In China, some 33 million people are now under travel restrictions. Shanghai Disney is closing until further notice at a time when theme park would normally be packed with tourists during Saturday's Lunar New Year holiday.

Physicians have compared the outbreak to the 2003 outbreak of SARS, which had a short incubation period of two to seven days. U.S. officials said Friday that symptoms from the new virus, temporarily named 2019-nCoV, may take up to 14 days to appear. Neither U.S. patient had symptoms while they were flying, U.S. health officials said.

Former FDA Commissioner told CNBC on Friday the fast-spreading coronavirus outbreak is likely more contagious but less severe than the SARS epidemic, which rattled markets and slowed global economic growth.

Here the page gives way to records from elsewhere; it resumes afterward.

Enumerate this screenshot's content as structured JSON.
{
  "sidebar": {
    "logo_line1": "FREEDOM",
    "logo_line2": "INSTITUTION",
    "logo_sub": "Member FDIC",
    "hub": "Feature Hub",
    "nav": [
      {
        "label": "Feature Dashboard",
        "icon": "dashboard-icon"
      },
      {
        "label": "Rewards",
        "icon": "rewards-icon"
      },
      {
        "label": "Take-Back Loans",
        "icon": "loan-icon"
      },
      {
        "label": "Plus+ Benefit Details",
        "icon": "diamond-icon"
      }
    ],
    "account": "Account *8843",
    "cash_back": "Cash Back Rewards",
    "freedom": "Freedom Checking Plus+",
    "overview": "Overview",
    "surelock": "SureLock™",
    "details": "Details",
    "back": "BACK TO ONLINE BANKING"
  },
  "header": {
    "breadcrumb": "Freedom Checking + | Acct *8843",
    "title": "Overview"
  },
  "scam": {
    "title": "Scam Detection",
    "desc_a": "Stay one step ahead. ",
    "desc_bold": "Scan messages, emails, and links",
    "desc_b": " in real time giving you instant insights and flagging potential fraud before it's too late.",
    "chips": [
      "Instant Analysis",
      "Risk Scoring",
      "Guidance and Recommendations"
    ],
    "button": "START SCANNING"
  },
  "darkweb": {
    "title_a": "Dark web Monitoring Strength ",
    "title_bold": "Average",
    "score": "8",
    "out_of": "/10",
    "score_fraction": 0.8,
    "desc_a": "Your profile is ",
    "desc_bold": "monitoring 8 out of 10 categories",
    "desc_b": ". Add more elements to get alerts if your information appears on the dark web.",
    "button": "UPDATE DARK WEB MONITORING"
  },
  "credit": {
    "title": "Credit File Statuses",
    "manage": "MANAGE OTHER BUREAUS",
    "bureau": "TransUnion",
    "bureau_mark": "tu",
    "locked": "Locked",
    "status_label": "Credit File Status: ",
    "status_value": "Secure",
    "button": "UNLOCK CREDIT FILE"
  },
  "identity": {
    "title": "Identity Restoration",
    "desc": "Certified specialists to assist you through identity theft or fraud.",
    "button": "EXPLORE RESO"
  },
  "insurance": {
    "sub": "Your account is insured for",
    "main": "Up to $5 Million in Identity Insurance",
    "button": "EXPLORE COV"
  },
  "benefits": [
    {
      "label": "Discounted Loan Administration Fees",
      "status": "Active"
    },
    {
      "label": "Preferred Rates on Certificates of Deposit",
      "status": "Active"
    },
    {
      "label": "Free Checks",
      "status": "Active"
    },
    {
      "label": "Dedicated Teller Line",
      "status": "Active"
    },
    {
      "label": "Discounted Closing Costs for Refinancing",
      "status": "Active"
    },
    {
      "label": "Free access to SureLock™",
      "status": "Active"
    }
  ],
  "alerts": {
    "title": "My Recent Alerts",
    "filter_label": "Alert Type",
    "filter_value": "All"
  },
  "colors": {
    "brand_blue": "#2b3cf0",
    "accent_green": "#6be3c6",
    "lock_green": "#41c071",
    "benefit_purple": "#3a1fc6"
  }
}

"We probably will have some isolated outbreaks [of coronavirus in the U.S.], but that doesn't mean it'll translate to an epidemic," Gottlieb told "Squawk Box."